Search the records below for "楕円フキダシ"; copy each line that has it.

(Dataset rows for apps and sites)
------------------------------------------------------------
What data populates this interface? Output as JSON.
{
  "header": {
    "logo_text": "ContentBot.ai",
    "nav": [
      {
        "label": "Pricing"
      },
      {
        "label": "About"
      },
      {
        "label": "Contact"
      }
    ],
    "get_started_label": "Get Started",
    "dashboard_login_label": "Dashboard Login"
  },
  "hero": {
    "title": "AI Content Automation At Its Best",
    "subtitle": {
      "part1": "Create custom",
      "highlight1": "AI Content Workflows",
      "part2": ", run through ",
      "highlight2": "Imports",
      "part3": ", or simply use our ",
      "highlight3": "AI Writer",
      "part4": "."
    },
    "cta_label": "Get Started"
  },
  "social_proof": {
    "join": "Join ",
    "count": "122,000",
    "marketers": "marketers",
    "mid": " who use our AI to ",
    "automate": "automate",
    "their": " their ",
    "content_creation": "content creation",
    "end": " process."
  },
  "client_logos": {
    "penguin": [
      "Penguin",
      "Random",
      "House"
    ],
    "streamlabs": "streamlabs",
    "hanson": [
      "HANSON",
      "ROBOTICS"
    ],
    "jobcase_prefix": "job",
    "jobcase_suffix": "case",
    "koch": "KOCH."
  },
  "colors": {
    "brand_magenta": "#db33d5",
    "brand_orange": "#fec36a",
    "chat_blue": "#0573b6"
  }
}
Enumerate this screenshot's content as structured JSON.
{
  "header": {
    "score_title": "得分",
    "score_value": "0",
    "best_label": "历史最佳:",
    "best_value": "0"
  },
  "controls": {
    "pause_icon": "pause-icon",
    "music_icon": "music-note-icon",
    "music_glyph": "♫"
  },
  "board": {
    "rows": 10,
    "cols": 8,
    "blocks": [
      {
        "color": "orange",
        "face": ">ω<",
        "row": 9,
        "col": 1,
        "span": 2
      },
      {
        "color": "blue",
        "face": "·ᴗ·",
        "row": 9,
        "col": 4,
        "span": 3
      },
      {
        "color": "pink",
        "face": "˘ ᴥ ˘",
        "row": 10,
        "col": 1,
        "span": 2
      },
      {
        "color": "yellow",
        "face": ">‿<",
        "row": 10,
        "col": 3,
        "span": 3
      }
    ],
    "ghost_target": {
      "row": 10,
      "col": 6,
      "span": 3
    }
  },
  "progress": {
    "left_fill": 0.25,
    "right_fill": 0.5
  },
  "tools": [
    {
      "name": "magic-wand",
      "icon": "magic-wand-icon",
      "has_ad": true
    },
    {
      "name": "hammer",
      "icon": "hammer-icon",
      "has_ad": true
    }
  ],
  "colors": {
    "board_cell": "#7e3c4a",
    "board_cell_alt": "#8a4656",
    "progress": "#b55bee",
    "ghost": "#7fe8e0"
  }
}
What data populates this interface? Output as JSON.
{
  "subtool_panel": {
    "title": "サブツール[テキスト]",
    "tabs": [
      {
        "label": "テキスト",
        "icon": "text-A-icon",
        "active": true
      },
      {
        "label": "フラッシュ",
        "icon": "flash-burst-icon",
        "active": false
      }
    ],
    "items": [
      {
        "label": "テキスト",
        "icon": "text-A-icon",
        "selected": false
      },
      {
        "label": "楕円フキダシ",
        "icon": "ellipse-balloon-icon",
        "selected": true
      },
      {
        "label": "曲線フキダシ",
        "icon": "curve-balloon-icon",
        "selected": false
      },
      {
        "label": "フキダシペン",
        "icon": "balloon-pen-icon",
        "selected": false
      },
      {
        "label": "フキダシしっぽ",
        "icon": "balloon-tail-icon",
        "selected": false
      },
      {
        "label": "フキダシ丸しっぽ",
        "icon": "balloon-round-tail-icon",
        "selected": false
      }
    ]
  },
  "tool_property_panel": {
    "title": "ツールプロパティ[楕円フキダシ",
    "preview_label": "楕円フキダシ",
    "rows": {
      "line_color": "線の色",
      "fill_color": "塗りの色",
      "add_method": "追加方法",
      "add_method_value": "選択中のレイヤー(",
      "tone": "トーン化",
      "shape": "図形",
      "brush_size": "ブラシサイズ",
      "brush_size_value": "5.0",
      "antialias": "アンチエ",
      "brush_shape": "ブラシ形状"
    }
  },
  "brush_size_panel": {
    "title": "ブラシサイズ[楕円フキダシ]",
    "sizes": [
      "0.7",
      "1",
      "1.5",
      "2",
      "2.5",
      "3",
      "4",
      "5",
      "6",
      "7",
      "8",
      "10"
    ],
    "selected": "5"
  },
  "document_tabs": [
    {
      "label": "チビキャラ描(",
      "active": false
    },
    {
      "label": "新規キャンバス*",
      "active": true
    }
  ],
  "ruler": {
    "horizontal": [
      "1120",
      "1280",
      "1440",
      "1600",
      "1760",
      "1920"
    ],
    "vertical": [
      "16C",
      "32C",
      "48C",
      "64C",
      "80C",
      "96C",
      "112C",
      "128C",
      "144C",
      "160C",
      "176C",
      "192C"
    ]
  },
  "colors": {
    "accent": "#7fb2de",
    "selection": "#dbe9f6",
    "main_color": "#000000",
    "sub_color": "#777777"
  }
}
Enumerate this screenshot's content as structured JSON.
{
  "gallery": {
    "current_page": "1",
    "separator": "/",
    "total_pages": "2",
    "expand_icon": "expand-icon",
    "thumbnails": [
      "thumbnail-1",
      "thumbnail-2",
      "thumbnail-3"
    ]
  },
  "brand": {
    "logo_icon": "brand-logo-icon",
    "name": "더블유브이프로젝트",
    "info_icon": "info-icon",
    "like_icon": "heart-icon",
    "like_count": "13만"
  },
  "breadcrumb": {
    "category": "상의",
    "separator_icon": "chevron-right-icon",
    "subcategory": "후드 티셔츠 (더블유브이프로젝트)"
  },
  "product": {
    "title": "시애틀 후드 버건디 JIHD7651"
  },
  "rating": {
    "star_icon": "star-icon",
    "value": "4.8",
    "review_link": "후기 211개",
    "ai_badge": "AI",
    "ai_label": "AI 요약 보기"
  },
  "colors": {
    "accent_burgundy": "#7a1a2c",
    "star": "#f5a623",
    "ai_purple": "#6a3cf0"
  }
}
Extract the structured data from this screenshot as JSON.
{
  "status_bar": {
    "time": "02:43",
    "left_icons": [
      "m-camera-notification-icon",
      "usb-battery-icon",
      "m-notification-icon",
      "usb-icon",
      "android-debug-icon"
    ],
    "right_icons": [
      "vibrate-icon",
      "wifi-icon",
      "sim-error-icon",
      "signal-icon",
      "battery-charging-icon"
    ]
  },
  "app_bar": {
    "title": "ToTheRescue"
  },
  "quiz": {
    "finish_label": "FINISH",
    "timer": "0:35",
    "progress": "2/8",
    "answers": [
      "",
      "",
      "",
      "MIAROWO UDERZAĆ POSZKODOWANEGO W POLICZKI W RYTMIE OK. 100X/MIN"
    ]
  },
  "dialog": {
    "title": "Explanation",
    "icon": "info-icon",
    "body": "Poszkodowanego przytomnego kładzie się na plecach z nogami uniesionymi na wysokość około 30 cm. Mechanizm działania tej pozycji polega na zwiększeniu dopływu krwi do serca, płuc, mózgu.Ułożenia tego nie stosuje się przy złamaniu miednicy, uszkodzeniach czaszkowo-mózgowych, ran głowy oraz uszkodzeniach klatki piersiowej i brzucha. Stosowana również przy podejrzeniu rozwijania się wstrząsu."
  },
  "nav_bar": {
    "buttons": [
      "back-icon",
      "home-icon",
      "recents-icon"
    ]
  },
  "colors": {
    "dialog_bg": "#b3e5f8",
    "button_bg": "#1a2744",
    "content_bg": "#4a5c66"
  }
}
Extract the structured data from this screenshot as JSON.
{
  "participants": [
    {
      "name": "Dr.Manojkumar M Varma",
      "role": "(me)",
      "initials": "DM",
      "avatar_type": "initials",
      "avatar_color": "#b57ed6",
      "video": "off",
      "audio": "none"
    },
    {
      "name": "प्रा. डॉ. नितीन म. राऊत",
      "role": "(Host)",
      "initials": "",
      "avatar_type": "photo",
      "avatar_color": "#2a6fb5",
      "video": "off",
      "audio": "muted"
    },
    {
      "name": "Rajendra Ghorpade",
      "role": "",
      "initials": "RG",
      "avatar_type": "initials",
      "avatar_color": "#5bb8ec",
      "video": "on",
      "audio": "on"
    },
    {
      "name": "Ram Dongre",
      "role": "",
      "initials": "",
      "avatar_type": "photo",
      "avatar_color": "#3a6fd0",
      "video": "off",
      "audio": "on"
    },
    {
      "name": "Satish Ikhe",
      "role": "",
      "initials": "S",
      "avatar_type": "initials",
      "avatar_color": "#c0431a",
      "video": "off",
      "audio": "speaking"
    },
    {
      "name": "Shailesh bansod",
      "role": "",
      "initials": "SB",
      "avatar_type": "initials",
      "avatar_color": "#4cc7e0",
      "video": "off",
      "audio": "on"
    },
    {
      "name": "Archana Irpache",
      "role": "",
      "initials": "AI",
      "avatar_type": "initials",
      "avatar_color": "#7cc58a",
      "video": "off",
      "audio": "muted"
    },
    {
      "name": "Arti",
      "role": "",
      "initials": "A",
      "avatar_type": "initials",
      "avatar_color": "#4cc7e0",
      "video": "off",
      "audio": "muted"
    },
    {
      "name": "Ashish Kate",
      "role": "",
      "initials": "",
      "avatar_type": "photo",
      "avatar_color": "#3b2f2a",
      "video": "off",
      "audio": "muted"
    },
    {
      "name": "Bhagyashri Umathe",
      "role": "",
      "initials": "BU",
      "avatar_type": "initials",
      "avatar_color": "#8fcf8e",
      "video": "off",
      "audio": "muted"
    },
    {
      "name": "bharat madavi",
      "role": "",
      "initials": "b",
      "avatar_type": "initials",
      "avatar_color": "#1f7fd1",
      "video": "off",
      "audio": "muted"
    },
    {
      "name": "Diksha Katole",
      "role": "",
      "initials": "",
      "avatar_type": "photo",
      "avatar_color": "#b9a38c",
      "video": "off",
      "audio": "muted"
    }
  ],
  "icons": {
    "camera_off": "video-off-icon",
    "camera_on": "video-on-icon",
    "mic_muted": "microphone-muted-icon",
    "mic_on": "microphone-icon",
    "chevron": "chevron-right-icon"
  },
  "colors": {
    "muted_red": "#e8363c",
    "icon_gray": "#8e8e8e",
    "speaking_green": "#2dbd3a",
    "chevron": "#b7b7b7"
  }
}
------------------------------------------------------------
→ Output for this task
        "label": "楕円フキダシ",
    "title": "ツールプロパティ[楕円フキダシ",
    "preview_label": "楕円フキダシ",
    "title": "ブラシサイズ[楕円フキダシ]",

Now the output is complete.